*** Opening of Listed entries ***

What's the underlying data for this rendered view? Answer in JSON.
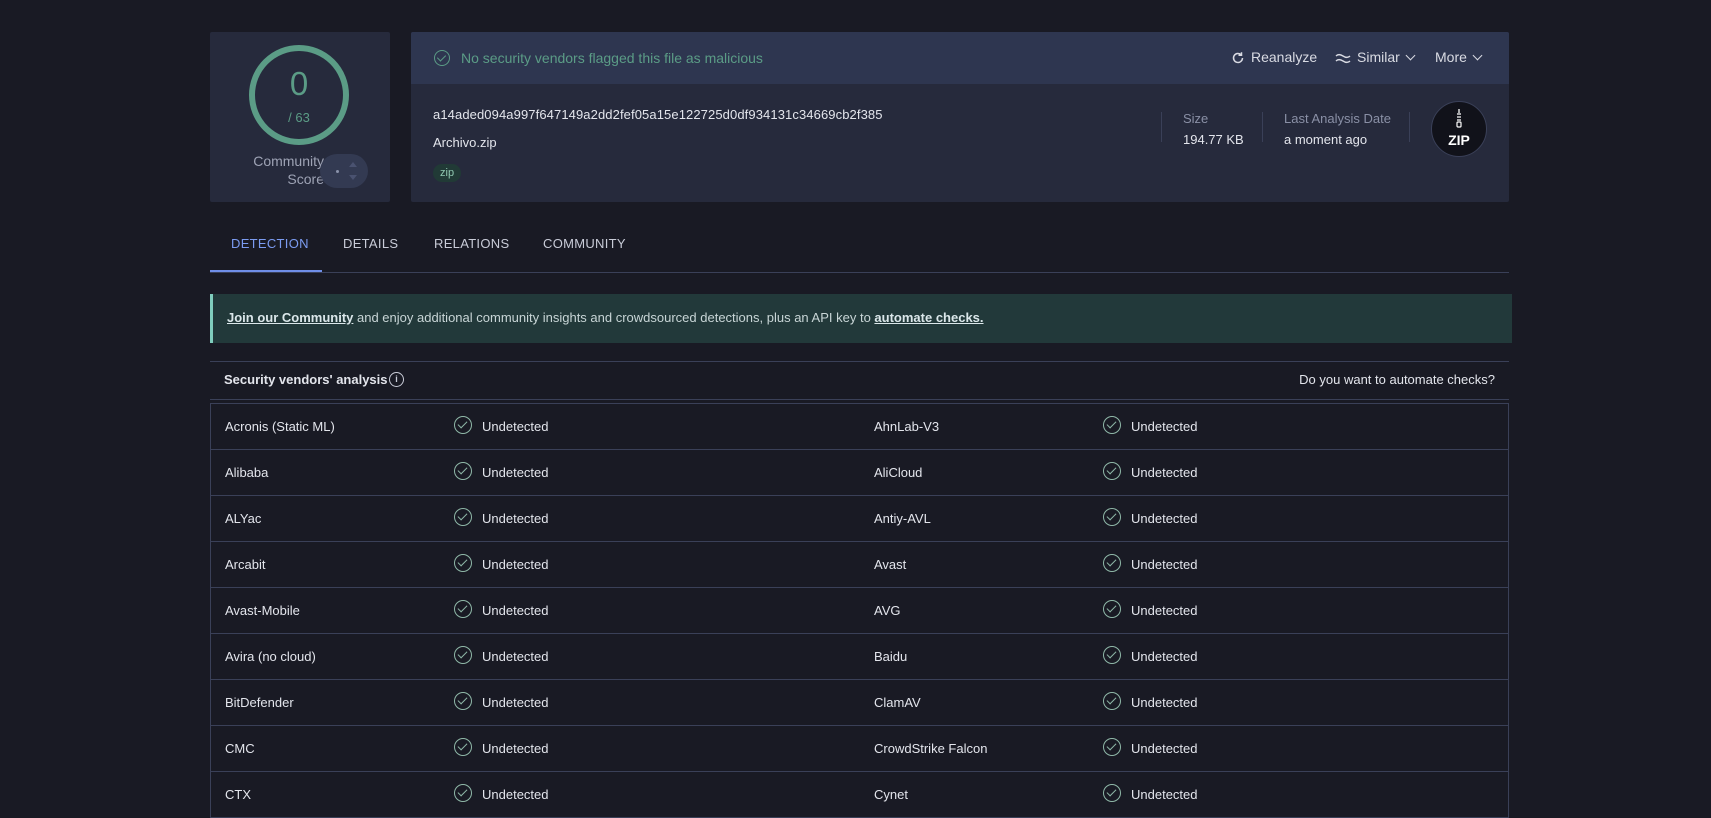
{
  "score": {
    "detections": "0",
    "total": "/ 63",
    "community_label": "Community Score",
    "community_value": "-"
  },
  "banner": {
    "message": "No security vendors flagged this file as malicious"
  },
  "toolbar": {
    "reanalyze": "Reanalyze",
    "similar": "Similar",
    "more": "More"
  },
  "file": {
    "hash": "a14aded094a997f647149a2dd2fef05a15e122725d0df934131c34669cb2f385",
    "name": "Archivo.zip",
    "tag": "zip",
    "size_label": "Size",
    "size_value": "194.77 KB",
    "date_label": "Last Analysis Date",
    "date_value": "a moment ago",
    "type_icon_label": "ZIP"
  },
  "tabs": [
    "DETECTION",
    "DETAILS",
    "RELATIONS",
    "COMMUNITY"
  ],
  "community_banner": {
    "link1": "Join our Community",
    "middle": " and enjoy additional community insights and crowdsourced detections, plus an API key to ",
    "link2": "automate checks."
  },
  "vendors": {
    "title": "Security vendors' analysis",
    "automate_prompt": "Do you want to automate checks?",
    "rows": [
      [
        {
          "name": "Acronis (Static ML)",
          "result": "Undetected"
        },
        {
          "name": "AhnLab-V3",
          "result": "Undetected"
        }
      ],
      [
        {
          "name": "Alibaba",
          "result": "Undetected"
        },
        {
          "name": "AliCloud",
          "result": "Undetected"
        }
      ],
      [
        {
          "name": "ALYac",
          "result": "Undetected"
        },
        {
          "name": "Antiy-AVL",
          "result": "Undetected"
        }
      ],
      [
        {
          "name": "Arcabit",
          "result": "Undetected"
        },
        {
          "name": "Avast",
          "result": "Undetected"
        }
      ],
      [
        {
          "name": "Avast-Mobile",
          "result": "Undetected"
        },
        {
          "name": "AVG",
          "result": "Undetected"
        }
      ],
      [
        {
          "name": "Avira (no cloud)",
          "result": "Undetected"
        },
        {
          "name": "Baidu",
          "result": "Undetected"
        }
      ],
      [
        {
          "name": "BitDefender",
          "result": "Undetected"
        },
        {
          "name": "ClamAV",
          "result": "Undetected"
        }
      ],
      [
        {
          "name": "CMC",
          "result": "Undetected"
        },
        {
          "name": "CrowdStrike Falcon",
          "result": "Undetected"
        }
      ],
      [
        {
          "name": "CTX",
          "result": "Undetected"
        },
        {
          "name": "Cynet",
          "result": "Undetected"
        }
      ]
    ]
  },
  "colors": {
    "clean": "#5b9c86",
    "accent": "#6f8ee8",
    "background": "#191a24",
    "card": "#262a3c"
  }
}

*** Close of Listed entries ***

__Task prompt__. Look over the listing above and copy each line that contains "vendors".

__Result for this task__.
    "message": "No security vendors flagged this file as malicious"
  "vendors": {
    "title": "Security vendors' analysis",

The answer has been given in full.